— PROVIDED RECORDS —
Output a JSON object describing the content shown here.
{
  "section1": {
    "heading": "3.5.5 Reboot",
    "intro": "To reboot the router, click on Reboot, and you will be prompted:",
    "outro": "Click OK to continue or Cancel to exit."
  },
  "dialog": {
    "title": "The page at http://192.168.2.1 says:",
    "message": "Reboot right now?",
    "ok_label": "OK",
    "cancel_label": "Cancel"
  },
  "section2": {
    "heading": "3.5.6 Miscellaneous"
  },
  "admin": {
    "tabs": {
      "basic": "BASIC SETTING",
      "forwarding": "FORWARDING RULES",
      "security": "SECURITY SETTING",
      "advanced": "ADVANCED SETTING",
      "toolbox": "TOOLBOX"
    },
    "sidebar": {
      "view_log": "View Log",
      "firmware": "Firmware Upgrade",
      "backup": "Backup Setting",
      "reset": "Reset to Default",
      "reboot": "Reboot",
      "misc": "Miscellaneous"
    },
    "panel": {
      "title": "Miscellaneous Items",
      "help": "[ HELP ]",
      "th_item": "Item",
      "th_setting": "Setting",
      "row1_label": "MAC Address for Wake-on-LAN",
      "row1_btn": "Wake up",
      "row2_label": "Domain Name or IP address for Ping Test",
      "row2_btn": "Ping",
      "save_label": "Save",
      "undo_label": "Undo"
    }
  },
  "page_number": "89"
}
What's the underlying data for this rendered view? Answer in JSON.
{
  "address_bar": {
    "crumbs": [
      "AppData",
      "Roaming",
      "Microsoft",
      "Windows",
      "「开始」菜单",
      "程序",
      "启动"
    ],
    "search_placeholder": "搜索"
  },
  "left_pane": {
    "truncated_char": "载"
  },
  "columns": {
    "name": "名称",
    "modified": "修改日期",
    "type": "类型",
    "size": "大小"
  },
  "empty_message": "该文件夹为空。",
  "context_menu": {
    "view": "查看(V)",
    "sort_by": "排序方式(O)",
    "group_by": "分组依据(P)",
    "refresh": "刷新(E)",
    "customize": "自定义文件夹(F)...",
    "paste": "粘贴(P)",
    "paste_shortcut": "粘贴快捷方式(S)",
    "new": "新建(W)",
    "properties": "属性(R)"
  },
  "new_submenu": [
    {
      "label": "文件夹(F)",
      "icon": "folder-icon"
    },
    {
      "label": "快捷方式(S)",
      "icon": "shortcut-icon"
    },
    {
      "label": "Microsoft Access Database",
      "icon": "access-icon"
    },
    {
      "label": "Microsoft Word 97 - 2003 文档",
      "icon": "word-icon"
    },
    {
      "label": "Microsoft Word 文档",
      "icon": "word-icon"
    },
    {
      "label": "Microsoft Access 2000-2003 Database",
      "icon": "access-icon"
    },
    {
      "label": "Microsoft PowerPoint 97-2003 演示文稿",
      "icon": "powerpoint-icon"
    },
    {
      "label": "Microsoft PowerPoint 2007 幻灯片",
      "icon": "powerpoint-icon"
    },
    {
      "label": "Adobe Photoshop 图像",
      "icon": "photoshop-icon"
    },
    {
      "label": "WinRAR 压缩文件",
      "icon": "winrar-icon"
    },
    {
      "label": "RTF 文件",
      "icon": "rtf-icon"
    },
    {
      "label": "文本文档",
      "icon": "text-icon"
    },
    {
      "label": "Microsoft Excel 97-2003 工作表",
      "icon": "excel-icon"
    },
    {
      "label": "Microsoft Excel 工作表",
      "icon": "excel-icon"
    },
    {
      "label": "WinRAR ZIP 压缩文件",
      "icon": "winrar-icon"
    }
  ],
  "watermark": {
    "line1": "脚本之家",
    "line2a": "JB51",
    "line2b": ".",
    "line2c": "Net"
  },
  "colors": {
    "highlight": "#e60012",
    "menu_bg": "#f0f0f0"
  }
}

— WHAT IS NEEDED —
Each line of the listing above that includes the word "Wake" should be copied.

— TASK RESPONSE —
      "row1_label": "MAC Address for Wake-on-LAN",
      "row1_btn": "Wake up",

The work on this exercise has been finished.